Advocacy doesn’t just benefit the person affected by cancer; I have learnt so much about how to support people with so many different needs. Each of my advocacy partners has been different and taught me so much. They have ranged from very positive to depressed and helpless to very capable, but all in need of someone to confide in.

Being a male advocate will obviously involve supporting men and women partners. However, certain types of cancer are very personal to a man (as are some to a woman). Having male volunteers also adds a different dimension to the advocacy;. a man affected by cancer might- open up more to another man as they will have had similar life experiences and views. Some say they can treat you more as ‘an impartial brother’.


I would very much recommend that other men who have had experience of cancer volunteer as advocates. The emotional rewards are enormous and it’s a real blessing to be able to help others using the first-hand knowledge you have. I have every intention to carry on as an advocate and am finding new ways to help cancer patients in other ways as well. Cancer advocacy is the most important volunteer role I’ve had to date.

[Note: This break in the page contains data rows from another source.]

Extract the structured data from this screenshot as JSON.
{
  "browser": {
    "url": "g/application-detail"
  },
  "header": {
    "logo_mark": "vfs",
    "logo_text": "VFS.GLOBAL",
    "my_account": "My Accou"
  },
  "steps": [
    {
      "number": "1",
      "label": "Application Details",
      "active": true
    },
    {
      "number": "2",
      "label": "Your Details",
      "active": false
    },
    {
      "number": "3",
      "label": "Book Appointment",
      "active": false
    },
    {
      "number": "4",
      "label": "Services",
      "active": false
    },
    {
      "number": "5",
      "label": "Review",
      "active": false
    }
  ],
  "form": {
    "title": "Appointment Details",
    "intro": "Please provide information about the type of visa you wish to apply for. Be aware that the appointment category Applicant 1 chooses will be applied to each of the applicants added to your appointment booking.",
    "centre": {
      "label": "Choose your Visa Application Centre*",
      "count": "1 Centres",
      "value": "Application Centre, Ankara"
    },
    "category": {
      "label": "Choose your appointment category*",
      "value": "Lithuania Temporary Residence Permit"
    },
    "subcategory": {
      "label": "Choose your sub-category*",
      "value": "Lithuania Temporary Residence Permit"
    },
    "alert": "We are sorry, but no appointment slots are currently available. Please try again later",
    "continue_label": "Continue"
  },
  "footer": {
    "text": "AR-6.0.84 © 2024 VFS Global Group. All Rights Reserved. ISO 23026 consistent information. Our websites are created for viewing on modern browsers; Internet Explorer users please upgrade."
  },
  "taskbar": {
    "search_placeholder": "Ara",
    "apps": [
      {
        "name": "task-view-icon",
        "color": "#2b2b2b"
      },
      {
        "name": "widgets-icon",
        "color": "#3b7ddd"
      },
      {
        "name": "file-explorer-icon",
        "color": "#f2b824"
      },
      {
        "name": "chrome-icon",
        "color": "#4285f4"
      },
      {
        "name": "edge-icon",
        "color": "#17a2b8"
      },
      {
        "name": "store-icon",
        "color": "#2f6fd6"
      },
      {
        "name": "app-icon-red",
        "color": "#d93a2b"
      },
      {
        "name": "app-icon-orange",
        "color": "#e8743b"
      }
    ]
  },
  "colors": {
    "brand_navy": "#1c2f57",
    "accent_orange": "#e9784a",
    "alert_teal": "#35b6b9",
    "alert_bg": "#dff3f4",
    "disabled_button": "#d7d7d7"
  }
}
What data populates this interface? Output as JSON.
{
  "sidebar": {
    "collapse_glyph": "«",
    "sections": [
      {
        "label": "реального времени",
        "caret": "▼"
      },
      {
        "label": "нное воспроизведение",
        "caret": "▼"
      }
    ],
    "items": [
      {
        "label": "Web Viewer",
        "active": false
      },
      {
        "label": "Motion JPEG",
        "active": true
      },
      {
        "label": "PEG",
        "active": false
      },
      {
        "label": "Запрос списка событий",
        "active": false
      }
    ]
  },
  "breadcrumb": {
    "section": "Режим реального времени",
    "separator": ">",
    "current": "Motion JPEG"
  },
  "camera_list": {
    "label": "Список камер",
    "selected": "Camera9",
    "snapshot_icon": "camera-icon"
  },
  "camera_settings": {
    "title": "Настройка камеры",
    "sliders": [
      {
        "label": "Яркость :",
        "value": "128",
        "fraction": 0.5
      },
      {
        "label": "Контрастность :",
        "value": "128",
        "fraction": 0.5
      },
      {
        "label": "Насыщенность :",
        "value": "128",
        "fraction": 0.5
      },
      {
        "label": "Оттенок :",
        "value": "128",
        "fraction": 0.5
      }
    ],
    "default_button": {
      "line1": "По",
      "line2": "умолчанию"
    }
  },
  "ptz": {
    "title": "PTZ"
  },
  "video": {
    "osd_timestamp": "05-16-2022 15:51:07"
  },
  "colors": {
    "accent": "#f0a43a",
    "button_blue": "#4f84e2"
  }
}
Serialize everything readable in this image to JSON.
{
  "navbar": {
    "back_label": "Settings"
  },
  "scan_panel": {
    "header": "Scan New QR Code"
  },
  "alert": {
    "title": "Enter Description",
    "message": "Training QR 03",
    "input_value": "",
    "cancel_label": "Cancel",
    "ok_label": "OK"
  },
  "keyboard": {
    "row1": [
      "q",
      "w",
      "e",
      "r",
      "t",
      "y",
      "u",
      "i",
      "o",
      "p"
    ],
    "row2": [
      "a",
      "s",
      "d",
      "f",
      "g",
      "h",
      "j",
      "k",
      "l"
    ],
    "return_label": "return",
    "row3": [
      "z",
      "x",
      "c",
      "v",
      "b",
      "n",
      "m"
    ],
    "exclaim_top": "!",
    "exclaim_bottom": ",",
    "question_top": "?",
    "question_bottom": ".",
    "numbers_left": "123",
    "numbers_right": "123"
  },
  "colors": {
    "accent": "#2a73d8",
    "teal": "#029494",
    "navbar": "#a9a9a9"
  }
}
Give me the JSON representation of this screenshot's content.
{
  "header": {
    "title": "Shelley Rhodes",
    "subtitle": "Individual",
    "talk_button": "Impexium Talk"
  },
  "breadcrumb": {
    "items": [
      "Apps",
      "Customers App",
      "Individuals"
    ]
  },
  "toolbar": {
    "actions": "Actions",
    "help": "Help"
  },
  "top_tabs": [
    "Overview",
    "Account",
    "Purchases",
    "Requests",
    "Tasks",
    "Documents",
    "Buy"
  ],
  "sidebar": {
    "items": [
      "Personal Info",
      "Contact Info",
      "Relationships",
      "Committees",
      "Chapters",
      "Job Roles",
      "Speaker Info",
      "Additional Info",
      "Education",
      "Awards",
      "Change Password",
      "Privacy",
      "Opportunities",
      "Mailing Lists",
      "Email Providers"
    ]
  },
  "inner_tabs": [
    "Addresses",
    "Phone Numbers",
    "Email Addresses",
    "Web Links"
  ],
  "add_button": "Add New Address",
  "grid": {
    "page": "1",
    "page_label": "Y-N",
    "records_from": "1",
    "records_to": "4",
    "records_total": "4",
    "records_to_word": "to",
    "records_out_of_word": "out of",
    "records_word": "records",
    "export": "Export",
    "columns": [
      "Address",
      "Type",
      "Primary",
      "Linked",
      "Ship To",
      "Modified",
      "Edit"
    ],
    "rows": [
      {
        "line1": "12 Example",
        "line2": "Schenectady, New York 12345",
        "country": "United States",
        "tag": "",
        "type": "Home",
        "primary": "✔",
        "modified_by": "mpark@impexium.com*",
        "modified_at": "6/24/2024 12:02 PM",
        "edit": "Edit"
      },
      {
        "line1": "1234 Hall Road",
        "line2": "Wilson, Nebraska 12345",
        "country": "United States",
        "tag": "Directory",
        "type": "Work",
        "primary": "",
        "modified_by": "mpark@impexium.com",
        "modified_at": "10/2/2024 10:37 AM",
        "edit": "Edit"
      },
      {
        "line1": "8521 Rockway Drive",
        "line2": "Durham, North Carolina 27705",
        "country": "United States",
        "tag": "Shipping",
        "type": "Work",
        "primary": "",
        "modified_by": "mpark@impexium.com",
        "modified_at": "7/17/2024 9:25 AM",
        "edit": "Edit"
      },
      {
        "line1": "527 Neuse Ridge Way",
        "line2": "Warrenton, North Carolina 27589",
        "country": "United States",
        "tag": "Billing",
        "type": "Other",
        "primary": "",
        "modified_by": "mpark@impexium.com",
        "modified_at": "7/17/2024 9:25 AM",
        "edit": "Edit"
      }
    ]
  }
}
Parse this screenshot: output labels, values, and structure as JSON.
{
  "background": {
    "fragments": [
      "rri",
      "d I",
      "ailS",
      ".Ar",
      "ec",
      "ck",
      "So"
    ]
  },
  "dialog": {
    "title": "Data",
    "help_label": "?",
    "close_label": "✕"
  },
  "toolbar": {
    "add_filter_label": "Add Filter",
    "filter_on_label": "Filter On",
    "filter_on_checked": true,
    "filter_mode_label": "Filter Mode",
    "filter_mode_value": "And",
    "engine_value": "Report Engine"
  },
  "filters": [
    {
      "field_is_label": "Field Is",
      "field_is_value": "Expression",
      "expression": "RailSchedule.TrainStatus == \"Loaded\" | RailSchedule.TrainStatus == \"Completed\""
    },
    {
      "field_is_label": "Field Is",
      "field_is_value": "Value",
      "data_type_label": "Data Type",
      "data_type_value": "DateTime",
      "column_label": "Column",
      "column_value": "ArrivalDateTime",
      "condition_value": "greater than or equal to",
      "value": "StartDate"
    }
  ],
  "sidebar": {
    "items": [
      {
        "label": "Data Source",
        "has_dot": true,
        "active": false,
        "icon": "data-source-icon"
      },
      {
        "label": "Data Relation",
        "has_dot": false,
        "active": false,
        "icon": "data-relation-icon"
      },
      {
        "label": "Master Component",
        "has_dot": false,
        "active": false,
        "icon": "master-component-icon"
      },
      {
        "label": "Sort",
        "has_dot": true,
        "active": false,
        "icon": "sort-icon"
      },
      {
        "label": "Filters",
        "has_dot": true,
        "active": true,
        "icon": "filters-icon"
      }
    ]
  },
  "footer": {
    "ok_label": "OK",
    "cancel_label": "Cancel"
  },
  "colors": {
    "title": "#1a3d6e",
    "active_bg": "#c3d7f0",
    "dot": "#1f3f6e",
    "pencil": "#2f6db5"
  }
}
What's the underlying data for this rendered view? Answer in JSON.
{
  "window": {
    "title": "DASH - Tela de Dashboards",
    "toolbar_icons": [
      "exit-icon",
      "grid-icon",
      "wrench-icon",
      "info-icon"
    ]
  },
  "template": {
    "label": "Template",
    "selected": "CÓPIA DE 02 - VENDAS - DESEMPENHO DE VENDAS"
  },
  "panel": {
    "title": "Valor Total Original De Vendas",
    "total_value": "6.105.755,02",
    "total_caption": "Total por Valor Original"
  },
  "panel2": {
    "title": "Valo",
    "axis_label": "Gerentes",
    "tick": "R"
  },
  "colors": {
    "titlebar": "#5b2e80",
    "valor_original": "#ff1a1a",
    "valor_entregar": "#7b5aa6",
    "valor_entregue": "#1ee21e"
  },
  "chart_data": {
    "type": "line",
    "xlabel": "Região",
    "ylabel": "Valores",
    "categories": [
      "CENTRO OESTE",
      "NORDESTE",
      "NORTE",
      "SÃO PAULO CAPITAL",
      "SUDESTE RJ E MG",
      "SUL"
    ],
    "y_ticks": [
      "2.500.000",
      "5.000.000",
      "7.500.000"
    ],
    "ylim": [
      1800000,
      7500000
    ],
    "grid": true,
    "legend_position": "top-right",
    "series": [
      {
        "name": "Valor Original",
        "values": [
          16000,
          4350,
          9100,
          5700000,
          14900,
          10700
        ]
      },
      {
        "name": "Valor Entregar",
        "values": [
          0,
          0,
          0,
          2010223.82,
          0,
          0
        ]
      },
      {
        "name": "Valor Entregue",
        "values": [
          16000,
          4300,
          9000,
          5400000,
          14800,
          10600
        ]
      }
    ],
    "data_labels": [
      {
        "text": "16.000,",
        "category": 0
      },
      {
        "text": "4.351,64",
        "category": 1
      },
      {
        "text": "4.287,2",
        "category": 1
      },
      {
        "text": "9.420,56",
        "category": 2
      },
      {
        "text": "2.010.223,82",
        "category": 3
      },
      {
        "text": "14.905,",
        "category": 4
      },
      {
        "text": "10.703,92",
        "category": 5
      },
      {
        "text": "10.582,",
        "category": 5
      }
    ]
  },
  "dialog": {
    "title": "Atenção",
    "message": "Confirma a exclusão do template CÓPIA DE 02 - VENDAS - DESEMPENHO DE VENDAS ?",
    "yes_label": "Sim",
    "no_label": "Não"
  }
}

Dorset Macmillan Advocacy are parallel partners in Older People’s Advocacy Alliance (OPAAL)’s Cancer, Older People and Advocacy project which is funded through the Big Lottery Fund’s Silver Dreams programme.